THE OLYMPIC SELECTION TRIALS
Watching the Olympic selection trials for the first time was an educational experience, to say the least! The series of five classes, with technical courses that included difficult combinations, was held over eleven days at the Winter Equestrian Festival in Wellington, Florida. From what I could see, many of the horses jumped their hearts out!
The process of selecting the Olympic team for 2008 is just that, a process. The trails are not the only part of it. First, the Olympic selection committee will decide who will be the ten horse/rider combinations; four of the ten can receive a discretionary spot or a bye on the team and the remaining six will be the top six finishers in the trails. Then the ten combinations will compete in Europe in two groups of five horse/rider combinations, after which the selection committee will recommend an Olympic team of four and one reserve, no later than July 15, 2008.
At the highest level of showjumping, the timing and preparation of the horse and rider athletes are a crucial part of ensuring their optimum performance. Before the event, a concerted effort by a team of knowledgeable professionals would assist the horse and rider athletes by using calculated trial and error type planning which increases the odds of success. Strength, endurance and skill training, nutritional essentials, timed interval training, and others, would all be part of the preparation. In other words, the expression, "the devil is in the details," would be a good way of explaining how complicated it could be to prepare the athletes for an event that requires that kind of endurance.
I was truly fortunate to witness such a special series of show jumping in America and appreciate the opportunity to observe the best athletes during high level competition.
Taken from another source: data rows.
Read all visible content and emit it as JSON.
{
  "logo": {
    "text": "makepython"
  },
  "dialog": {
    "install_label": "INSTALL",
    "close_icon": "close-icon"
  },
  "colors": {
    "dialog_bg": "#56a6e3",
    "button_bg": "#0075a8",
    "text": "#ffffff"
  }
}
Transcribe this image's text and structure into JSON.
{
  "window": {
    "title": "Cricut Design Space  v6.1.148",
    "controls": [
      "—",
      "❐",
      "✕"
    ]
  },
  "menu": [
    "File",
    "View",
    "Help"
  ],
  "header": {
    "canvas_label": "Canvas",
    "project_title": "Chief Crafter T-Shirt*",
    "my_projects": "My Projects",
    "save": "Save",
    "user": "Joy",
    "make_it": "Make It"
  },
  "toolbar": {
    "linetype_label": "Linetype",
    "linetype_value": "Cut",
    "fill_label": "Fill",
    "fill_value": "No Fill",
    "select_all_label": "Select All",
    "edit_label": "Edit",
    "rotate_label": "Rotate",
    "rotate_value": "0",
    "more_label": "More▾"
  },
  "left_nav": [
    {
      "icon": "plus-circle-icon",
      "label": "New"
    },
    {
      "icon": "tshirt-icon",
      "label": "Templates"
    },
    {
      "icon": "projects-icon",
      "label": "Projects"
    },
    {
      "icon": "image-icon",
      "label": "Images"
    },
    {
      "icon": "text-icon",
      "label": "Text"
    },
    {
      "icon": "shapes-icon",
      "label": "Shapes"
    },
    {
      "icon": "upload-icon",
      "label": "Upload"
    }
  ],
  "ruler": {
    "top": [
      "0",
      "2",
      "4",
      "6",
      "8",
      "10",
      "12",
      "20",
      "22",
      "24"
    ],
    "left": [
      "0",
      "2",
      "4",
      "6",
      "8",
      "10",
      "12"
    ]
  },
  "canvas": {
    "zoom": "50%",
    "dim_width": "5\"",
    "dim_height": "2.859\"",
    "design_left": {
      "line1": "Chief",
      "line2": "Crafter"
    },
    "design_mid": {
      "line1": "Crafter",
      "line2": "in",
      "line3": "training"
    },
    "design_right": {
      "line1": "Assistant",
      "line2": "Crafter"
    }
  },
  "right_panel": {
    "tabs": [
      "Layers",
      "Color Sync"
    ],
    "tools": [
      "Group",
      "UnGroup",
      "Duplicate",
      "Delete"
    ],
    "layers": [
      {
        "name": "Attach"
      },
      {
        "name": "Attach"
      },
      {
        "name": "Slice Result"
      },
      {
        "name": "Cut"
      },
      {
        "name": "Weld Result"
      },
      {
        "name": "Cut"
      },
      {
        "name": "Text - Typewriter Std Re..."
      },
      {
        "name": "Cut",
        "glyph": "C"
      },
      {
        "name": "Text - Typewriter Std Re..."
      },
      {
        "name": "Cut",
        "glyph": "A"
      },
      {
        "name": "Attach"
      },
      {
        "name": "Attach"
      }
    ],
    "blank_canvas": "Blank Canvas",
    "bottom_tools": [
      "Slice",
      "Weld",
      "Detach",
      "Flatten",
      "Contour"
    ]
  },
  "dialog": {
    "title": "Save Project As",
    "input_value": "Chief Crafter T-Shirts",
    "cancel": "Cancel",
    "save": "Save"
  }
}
Catch up with me next week for another blog about my experiences at the Winter Equestrian Festival!
Talk to you later!